Grammy-winner Skaggs to play here Saturday

FAIRfest at the Sondheim Series will continue Saturday with the King of Kentucky Bluegrass, 15-time Grammy Award winner, Ricky Skaggs and his band Kentucky Thunder.

The opening act will be Lori King and Junction 63 beginning at 7:30 p.m. Ricky talked to The Ledger from the road Monday to give us an idea of what to expect during one of his final shows of the year.


Ledger: You have a show Friday night before you join us Saturday night. Talk about criss-crossing the country in a day to perform.

Well, thank God for airlines. When I saw the offers come in, we knew that was the only way we could do it and sometimes the schedule gives you tough back-to-backs like that.


How many dates a year are you performing?

We?re pretty much finishing up until January, I?ve got a couple of dates that I go out and do with Keith and Kristyn Getty, modern day hymn writers that do a bunch of Christmas shows every year and I?m doing Atlanta and maybe Nashville. Pretty much after this we?re finished for the year but if we count Opry shows, we?ve done well over 125 shows in this past year.


When you?re not performing, what are you doing?

I?ve always got things going on here in [Nashville] town, you know I have a studio so I do some recording. Of course we rent the studio out to some people that are making records and a lot of people want me to play or sing on their record.
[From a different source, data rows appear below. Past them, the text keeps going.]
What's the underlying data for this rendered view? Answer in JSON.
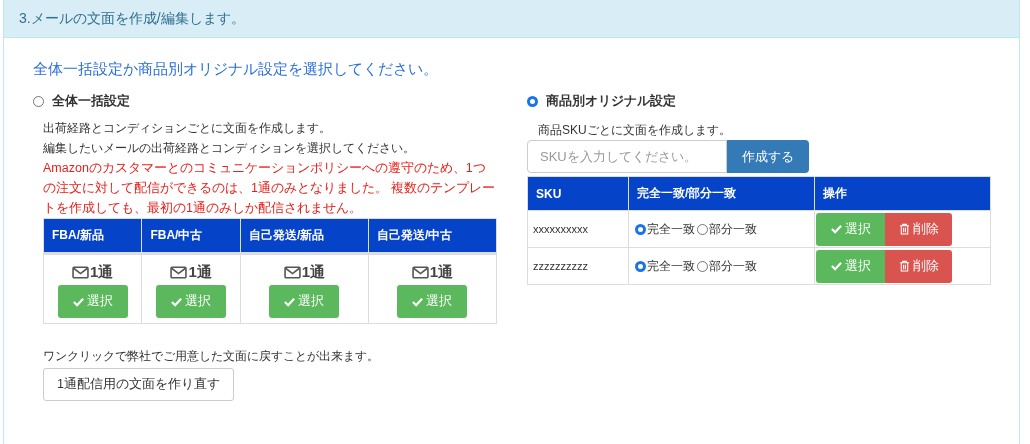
{
  "panel": {
    "title": "3.メールの文面を作成/編集します。"
  },
  "prompt": "全体一括設定か商品別オリジナル設定を選択してください。",
  "bulk": {
    "label": "全体一括設定",
    "selected": false,
    "description": [
      "出荷経路とコンディションごとに文面を作成します。",
      "編集したいメールの出荷経路とコンディションを選択してください。"
    ],
    "notice": "Amazonのカスタマーとのコミュニケーションポリシーへの遵守のため、1つの注文に対して配信ができるのは、1通のみとなりました。 複数のテンプレートを作成しても、最初の1通のみしか配信されません。",
    "columns": [
      "FBA/新品",
      "FBA/中古",
      "自己発送/新品",
      "自己発送/中古"
    ],
    "cells": [
      {
        "count": "1通",
        "button": "選択"
      },
      {
        "count": "1通",
        "button": "選択"
      },
      {
        "count": "1通",
        "button": "選択"
      },
      {
        "count": "1通",
        "button": "選択"
      }
    ],
    "reset_note": "ワンクリックで弊社でご用意した文面に戻すことが出来ます。",
    "reset_button": "1通配信用の文面を作り直す"
  },
  "sku": {
    "label": "商品別オリジナル設定",
    "selected": true,
    "description": "商品SKUごとに文面を作成します。",
    "input": {
      "placeholder": "SKUを入力してください。"
    },
    "create_button": "作成する",
    "columns": [
      "SKU",
      "完全一致/部分一致",
      "操作"
    ],
    "rows": [
      {
        "sku": "xxxxxxxxxx",
        "match": [
          {
            "label": "完全一致",
            "selected": true
          },
          {
            "label": "部分一致",
            "selected": false
          }
        ],
        "select_button": "選択",
        "delete_button": "削除"
      },
      {
        "sku": "zzzzzzzzzz",
        "match": [
          {
            "label": "完全一致",
            "selected": true
          },
          {
            "label": "部分一致",
            "selected": false
          }
        ],
        "select_button": "選択",
        "delete_button": "削除"
      }
    ]
  }
}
Because of my schedule, sometimes it?s hard to get everything done, so I?ll go over and knock 4-5 requests out in a day by playing mandolin on this song or singing harmony on another. So, I?m recording and my wife has been in a family band basically all of her life, too.


It?s been 20 years since you started Skaggs Family Records. Has that changed your role or how you look at the music business?

The recording, not so much has changed. Things always progress and the ability to record has gotten even better in lots of ways since the early 80s when I started in Nashville and started making records. The record industry itself has totally, totally changed from what it was even 10-15 years ago, because of the abilities to stream and download music that you didn?t pay for, and that is what has really taken a toll on Nashville songwriters.

It?s really hard, it?s really difficult to invest $75-80,000 into a project when about the only means of selling product is at your shows or through a distributor online. iTunes carries our stuff as well, Amazon, people like that, but it?s really hard to invest into buying promotion because of so many people having such poor record sales.

Obviously, Garth Brooks and the big name country stars, of course Taylor Swift, who?s a freak of nature in the way she?s been able to connect with young people and it?s great and I?m so proud of what she?s been able to accomplish. The business has changed so much, but you can either get bitter or you can get better. We really try not to get bitter about it. We?ve just had to change with the times, but I would like for at least the songwriters to get their fair share of what?s been stolen from them.


What should we expect Saturday night?

A lot of people know me from my hits in the ?80s and early ?90s, but for the last 20 years, I?ve been pretty much full-time bluegrass music, which is acoustic music, which is technically hillbilly jazz music. It?s for people who really enjoy watching musicians be able to be efficient on their instruments. It?s an amazing band that I have, Kentucky Thunder. It?s going to be a fun show, we tell a lot of stories and talk about my family and growing up in Eastern Kentucky, the history of bluegrass. Of course this time of year we?ll be singing some Christmas songs and we?re going to have a great time.


You?re from Kentucky. Are you a Wildcat fan? Did you ever want to be an athlete?

Music has pretty much been what I?ve always done. My dad always tried to discourage me from playing baseball or even basketball. I played some basketball, and you can?t live in Kentucky and your blood not be blue. We?re big Kentucky Wildcat fans, but my dad frowned upon me playing because he knew I had an incredible gift to play music and was always fearful that I would injure a finger, so he encouraged me to stick with the gift I had.

If bluegrass music isn?t an Olympic sport, it should be because when you hear these guys play with all of their speed and accuracy they play with, it?s pretty amazing.


You were a prodigy at 6. Do you think this is what you were put on Earth to do?

The gift is the door opener. I?m a Christian, a strong believer in a man?s faith, a man of God and that?s not something I brag about, but I?m grateful that I have the gift. We?re put on this Earth not to be famous, we?re put on this Earth to be faithful and to reveal Christ and his goodness. It?s the goodness of God that turn?s men?s hearts to repent.

I feel like the music and the gift is what affords me the ability to be in the marketplace and not in church. I carry the church in my heart, but that?s not my call. I look back and say, ?I know the apostle Paul was a market-place guy, because he was a tent maker.? He wasn?t just living on support, I think he went out and worked hard. It?s the joy I have and the gratefulness in my heart that I think people pick up on.

I don?t understand how people can be depressed and sad all the time, that?s just so far from me. I know it?s real and it exists, but I?m just not a person that gets depressed because I have so much to be thankful for and that?s what I focus on when I?m having a ?bad day.?